The social intelligence hypothesis links the evolution of exceptional cognitive skills to the requirements of complex social systems. Empirical evidence of a connection between cognitive skills and social behaviour on an individual level is lacking. I investigated how cognitive performance in carrion crows correlates with social behaviour. Social behaviour was observed and crows were tested in four tasks previously published elsewhere: qualitative exchange, quantity preference, inequity aversion, heterospecific recognition. I describe correlations between an individuals’ involvement in affiliative and aggressive encounters and performance during these different cognitive tasks. For example, individuals performing better in the qualitative exchange task received more approaches and affiliative interactions. There was a correlation between birds choosing higher quantities during testing and their propensity to initiate aggressive and affiliative interactions with others. Overall these results show a link between social behaviour and individual performance in cognitive tasks.
Chimpanzees and capuchin monkeys: comparative cognition. — In:
Reaching into thought: the minds of the great apes (
RussonA.E.BardK.A.ParkerS.T. eds). Cambridge University PressCambridge p.
Dolphin social intelligence: complex alliance relationships in bottlenose dolphins and a consideration of selective environments for extreme brain size evolution in mammals. —
Phil. Trans. Roy. Soc. Lond. B362:
The structure of a bottlenose dolphin society is coupled to a unique foraging cooperation with artisanal fishermen. —
Measures of classroom quality in prekindergarten and children’s development of academic, language and social skills. —

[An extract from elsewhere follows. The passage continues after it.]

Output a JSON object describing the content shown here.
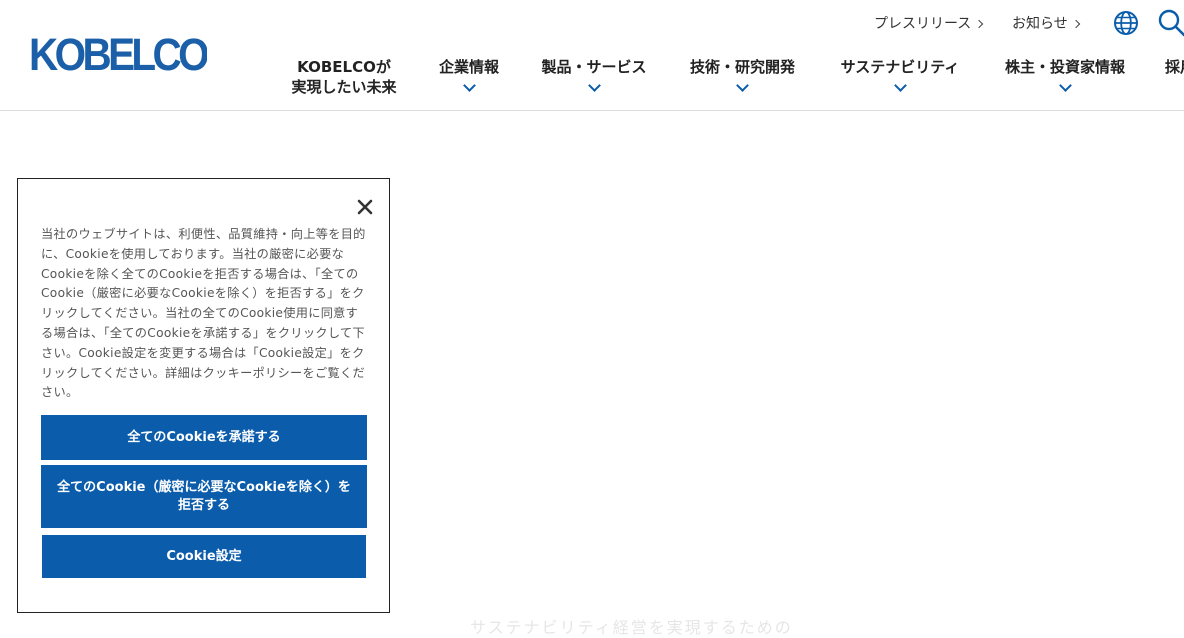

Sociality and social learning in two species of corvids: the pinyon jay (Gymnorhinus cyanocephalus) and the Clark’s nutcracker (Nucifraga columbiana). —
J. Comp. Psychol.113: